R. v. Quipp, 2010 BCCA 389

British Columbia Court of Appeal, August 27, 2010

Available at: http://www.canlii.org/en/bc/bcca/doc/2010/2010bcca389/2010bcca389.html (CanLii)

The applicants, Mr. Quipp Jr., Ms. Quipp and Mr. Quipp Sr., sought leave to appeal the decisions of the British Columbia Supreme Court dismissing their appeals from convictions under s. 78 of the Fisheries Act.

The Department of Fisheries and Oceans (“DFO”) develops an annual plan for salmon fishing in the Fraser River. This fishery is shared by 93 Aboriginal groups as well as commercial and recreational fishermen. The DFO forecasts the expected number of migrating fish, sets escapement goals, and sets quotas and dates allocating fishing entitlements to the various fisheries. In 1999, the DFO vastly overestimated the global run of salmon in the Fraser River. As a result, the DFO was required to reduce the allotments for each fishery and eventually, the fishery was closed altogether. The recreational fishery received three days notice of the DFO’s intention to close the fishery. The applicants, all registered Indians under the Indian Act, ignored the closure of the fishery and continued to fish.

At their respective trials, the applicants admitted the elements of the offences and the Crown admitted that it had infringed their constitutional right to fish for FSC purposes. The Crown argued that the infringements were justified. The applicants were convicted at trial and appealed to the Supreme Court of British Columbia.

The main issue at the Supreme Court was whether the requirement to prioritize the FSC fishery included a right to priority in time. The applicants argued that the DFO failed to honour its duty to prioritize the FSC because the recreational fisheries remained open for three days after the announced downgrade, and non-retention recreational fishing continued thereafter. Mr. Quipp Sr. also argued that he had not been given priority in the Summer salmon run because the commercial and recreational fisheries had been granted access to the Summer run before Aboriginal fishers had received their allotments. The appeal judge held that the pre-season allotments gave sufficient priority to Aboriginal fisheries and that Aboriginal fishing rights did not include a right of priority in time.
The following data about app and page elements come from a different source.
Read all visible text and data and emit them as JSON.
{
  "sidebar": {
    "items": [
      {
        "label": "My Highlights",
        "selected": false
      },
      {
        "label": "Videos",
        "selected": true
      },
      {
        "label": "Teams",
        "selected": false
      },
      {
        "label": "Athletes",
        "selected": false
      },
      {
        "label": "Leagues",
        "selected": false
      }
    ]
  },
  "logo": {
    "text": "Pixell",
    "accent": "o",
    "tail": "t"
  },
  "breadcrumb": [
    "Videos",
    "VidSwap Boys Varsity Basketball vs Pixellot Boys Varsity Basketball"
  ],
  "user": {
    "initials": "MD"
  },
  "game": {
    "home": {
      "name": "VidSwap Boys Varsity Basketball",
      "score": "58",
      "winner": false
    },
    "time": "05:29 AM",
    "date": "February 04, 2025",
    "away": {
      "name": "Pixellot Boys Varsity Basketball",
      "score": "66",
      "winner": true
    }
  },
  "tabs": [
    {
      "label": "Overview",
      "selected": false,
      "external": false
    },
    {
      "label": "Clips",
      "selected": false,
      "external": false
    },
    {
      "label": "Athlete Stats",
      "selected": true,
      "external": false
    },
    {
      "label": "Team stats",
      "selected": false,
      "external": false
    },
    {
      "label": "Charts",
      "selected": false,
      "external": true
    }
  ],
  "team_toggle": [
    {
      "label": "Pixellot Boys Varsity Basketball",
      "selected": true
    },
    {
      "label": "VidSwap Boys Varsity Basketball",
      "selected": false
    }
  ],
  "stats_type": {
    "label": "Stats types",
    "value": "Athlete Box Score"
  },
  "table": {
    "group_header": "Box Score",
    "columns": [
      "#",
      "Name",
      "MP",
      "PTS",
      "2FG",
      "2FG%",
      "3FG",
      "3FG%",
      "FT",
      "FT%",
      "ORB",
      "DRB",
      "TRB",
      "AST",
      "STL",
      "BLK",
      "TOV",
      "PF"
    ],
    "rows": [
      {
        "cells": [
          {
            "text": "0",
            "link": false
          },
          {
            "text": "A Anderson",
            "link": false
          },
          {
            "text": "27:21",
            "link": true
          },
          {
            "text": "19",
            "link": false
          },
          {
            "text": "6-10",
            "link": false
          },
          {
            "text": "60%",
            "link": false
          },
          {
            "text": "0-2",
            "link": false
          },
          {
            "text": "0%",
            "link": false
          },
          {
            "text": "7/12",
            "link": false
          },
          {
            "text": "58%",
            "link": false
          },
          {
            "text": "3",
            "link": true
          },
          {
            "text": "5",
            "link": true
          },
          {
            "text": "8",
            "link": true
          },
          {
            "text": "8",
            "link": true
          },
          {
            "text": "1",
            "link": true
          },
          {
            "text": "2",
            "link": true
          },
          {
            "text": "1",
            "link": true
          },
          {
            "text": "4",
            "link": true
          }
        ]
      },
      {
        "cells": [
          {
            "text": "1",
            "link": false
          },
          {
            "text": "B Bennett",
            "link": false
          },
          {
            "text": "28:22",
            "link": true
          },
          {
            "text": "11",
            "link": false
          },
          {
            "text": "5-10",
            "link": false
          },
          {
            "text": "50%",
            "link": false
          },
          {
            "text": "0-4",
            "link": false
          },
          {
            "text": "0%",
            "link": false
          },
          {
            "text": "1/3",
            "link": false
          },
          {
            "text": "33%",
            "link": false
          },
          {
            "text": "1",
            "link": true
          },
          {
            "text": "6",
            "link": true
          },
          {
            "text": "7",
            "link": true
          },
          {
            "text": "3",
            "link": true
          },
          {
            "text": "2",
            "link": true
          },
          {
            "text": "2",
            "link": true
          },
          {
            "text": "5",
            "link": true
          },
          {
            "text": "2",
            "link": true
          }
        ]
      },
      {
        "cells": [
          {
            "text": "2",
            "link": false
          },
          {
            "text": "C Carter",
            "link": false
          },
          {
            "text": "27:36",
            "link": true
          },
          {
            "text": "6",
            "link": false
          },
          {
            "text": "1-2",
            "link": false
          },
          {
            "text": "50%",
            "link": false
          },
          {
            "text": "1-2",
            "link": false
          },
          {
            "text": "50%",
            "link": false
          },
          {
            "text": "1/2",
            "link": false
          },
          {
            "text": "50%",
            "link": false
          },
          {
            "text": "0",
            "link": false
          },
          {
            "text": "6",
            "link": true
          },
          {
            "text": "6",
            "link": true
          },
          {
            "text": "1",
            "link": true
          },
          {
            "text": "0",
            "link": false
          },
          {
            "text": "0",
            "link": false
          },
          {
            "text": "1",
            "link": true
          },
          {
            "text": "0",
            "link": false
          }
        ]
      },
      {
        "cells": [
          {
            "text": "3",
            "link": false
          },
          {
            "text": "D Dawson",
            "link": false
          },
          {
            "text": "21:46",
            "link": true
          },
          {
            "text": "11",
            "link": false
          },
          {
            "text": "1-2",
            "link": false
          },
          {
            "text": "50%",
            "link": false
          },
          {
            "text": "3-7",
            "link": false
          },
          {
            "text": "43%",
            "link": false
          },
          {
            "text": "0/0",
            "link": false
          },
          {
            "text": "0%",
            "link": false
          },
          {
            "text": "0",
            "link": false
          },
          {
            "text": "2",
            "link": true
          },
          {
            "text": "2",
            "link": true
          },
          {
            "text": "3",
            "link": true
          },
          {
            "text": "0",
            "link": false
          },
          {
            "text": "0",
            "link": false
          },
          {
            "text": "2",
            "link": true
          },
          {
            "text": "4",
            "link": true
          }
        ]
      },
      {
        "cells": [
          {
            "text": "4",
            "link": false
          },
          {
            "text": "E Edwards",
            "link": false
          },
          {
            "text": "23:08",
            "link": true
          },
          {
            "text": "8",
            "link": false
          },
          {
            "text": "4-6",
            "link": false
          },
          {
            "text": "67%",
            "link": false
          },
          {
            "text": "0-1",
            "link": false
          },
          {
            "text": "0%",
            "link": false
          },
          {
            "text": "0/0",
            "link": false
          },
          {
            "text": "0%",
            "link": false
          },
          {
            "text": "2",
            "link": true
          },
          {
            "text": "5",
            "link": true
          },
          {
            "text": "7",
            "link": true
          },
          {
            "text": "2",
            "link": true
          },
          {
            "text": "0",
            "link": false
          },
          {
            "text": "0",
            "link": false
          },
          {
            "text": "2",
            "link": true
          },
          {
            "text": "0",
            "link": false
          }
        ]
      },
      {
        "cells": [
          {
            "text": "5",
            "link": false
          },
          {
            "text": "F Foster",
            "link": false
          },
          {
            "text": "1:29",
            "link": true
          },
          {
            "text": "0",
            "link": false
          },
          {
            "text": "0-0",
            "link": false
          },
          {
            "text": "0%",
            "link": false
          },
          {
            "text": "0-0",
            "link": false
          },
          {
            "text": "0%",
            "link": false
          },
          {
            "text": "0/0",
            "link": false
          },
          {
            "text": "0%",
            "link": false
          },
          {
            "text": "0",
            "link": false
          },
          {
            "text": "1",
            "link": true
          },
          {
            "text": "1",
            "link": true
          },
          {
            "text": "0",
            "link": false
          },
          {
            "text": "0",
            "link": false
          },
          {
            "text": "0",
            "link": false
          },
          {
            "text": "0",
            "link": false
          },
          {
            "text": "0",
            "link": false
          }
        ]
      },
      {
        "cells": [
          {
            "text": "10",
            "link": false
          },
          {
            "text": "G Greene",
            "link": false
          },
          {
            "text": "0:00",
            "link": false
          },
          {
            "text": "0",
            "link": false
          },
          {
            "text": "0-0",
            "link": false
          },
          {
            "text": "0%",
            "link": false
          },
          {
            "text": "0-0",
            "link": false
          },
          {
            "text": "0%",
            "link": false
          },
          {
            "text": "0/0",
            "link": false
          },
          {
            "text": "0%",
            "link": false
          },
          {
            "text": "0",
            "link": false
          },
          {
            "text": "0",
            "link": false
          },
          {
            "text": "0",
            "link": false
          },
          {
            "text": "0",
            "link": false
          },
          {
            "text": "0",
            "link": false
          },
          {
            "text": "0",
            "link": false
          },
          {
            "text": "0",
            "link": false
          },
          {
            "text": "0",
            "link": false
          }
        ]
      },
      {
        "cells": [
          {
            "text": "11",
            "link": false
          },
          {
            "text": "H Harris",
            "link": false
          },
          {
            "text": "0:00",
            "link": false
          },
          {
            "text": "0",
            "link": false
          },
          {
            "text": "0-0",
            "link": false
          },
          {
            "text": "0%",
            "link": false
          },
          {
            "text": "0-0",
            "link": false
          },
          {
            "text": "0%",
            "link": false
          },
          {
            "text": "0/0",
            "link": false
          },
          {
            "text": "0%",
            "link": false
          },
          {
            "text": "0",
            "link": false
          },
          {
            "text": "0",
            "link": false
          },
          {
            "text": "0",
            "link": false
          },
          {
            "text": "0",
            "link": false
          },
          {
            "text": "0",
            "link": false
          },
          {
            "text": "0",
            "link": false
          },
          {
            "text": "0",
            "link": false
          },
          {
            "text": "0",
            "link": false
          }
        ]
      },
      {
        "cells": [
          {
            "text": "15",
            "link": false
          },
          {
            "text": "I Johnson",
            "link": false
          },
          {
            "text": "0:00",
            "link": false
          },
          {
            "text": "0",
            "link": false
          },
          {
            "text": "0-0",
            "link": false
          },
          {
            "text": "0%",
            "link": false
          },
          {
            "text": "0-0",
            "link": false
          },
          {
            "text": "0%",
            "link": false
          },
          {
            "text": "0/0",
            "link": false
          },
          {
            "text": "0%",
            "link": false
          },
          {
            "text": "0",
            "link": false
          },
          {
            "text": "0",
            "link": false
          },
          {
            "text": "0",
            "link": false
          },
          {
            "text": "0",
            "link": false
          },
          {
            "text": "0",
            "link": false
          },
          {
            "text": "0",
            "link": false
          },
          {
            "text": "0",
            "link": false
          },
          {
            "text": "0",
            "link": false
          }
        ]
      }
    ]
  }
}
The applicants sought leave to appeal this decision to the British Columbia Court of Appeal on the basis that the judge erred in failing to recognize that when fish stocks are insufficient to meet Aboriginal needs, the Aboriginal FSC fishery must be granted exclusive rights to fish before other fisheries. More specifically, the applicants argue that the decision of the appeal judge perpetuates the error made in R. v. Douglas which mistakenly applied the commercial priority test from R. v. Gladstone to Aboriginal FSC fishing rights. The applicants argue that Aboriginal FSC fishing rights have an exclusive priority in time that is not recognized in the commercial context.

The British Columbia Court of Appeal was satisfied that there is confusion in the jurisprudence as to the nature of the priority accorded to the Aboriginal FSC fishery and whether such priority necessarily includes priority in time. Leave to appeal was granted.